Extracted data Block Start
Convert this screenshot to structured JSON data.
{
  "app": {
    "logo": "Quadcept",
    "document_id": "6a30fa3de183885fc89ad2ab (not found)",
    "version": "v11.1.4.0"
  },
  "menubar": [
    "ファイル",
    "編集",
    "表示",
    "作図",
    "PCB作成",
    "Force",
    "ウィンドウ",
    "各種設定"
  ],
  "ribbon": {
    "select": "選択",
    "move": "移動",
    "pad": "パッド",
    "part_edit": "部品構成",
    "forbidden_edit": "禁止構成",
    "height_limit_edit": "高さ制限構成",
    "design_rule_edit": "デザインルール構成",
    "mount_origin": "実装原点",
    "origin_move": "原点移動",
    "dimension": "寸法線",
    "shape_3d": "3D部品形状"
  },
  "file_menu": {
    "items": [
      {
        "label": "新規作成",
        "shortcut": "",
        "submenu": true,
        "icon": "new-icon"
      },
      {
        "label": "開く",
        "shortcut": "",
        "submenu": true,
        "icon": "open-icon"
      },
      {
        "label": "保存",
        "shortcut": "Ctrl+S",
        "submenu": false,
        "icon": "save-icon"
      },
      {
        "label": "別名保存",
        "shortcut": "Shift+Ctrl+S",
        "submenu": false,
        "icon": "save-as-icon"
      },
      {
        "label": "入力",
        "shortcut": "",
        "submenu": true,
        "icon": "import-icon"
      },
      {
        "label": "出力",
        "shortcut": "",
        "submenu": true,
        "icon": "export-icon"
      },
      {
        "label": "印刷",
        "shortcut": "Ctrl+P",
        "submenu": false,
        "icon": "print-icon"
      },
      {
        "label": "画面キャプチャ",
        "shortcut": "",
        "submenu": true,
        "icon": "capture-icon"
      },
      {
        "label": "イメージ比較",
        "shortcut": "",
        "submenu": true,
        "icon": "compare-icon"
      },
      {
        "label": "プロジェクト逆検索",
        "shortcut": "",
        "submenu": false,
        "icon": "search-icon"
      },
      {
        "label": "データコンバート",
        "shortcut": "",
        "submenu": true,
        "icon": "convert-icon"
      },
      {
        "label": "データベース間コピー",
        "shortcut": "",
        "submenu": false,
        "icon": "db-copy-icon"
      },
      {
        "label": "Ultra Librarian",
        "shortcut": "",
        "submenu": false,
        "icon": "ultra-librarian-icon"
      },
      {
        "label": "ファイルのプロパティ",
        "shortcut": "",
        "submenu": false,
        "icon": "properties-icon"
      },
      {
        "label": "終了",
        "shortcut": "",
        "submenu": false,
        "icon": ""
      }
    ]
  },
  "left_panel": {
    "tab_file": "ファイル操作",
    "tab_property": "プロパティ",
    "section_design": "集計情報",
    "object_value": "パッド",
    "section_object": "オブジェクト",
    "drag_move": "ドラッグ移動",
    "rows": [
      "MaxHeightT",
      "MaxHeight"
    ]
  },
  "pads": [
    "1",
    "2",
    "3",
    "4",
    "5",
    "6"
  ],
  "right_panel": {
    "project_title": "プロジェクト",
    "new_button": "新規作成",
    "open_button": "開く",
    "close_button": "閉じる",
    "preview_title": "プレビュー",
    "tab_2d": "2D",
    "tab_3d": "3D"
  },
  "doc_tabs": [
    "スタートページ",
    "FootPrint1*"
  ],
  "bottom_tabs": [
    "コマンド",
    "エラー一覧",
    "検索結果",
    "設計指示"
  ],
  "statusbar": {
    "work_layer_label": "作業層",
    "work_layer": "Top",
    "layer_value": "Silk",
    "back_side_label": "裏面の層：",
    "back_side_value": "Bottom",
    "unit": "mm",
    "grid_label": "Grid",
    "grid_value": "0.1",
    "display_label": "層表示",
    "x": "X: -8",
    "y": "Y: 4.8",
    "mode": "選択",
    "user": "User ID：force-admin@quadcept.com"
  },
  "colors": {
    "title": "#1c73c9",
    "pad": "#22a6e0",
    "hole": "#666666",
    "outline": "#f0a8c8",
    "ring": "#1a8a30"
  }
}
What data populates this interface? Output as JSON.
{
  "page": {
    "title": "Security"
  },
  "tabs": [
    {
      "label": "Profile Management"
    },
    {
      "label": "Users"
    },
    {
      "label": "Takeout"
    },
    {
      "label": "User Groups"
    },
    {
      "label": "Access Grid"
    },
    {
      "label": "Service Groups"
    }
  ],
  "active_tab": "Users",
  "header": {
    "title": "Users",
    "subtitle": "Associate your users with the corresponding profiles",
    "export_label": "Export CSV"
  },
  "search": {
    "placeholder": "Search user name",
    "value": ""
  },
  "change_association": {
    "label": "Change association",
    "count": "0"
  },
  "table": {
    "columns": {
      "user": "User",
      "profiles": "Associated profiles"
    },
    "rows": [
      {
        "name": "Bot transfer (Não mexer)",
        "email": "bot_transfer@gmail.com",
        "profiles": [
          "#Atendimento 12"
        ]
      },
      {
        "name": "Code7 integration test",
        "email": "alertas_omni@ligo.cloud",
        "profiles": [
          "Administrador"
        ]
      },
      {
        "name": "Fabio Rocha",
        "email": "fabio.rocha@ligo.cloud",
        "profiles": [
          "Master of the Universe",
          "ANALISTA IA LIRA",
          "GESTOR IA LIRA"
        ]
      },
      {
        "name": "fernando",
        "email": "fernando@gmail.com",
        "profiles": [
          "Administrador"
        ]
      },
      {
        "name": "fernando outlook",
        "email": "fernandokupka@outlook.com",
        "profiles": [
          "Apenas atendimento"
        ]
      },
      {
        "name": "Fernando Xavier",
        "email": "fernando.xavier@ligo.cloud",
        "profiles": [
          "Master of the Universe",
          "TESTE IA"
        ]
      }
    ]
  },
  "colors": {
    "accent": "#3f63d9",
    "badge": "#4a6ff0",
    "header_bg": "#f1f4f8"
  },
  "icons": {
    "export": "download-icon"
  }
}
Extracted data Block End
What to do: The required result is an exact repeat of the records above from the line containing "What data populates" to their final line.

Written response:
What data populates this interface? Output as JSON.
{
  "page": {
    "title": "Security"
  },
  "tabs": [
    {
      "label": "Profile Management"
    },
    {
      "label": "Users"
    },
    {
      "label": "Takeout"
    },
    {
      "label": "User Groups"
    },
    {
      "label": "Access Grid"
    },
    {
      "label": "Service Groups"
    }
  ],
  "active_tab": "Users",
  "header": {
    "title": "Users",
    "subtitle": "Associate your users with the corresponding profiles",
    "export_label": "Export CSV"
  },
  "search": {
    "placeholder": "Search user name",
    "value": ""
  },
  "change_association": {
    "label": "Change association",
    "count": "0"
  },
  "table": {
    "columns": {
      "user": "User",
      "profiles": "Associated profiles"
    },
    "rows": [
      {
        "name": "Bot transfer (Não mexer)",
        "email": "bot_transfer@gmail.com",
        "profiles": [
          "#Atendimento 12"
        ]
      },
      {
        "name": "Code7 integration test",
        "email": "alertas_omni@ligo.cloud",
        "profiles": [
          "Administrador"
        ]
      },
      {
        "name": "Fabio Rocha",
        "email": "fabio.rocha@ligo.cloud",
        "profiles": [
          "Master of the Universe",
          "ANALISTA IA LIRA",
          "GESTOR IA LIRA"
        ]
      },
      {
        "name": "fernando",
        "email": "fernando@gmail.com",
        "profiles": [
          "Administrador"
        ]
      },
      {
        "name": "fernando outlook",
        "email": "fernandokupka@outlook.com",
        "profiles": [
          "Apenas atendimento"
        ]
      },
      {
        "name": "Fernando Xavier",
        "email": "fernando.xavier@ligo.cloud",
        "profiles": [
          "Master of the Universe",
          "TESTE IA"
        ]
      }
    ]
  },
  "colors": {
    "accent": "#3f63d9",
    "badge": "#4a6ff0",
    "header_bg": "#f1f4f8"
  },
  "icons": {
    "export": "download-icon"
  }
}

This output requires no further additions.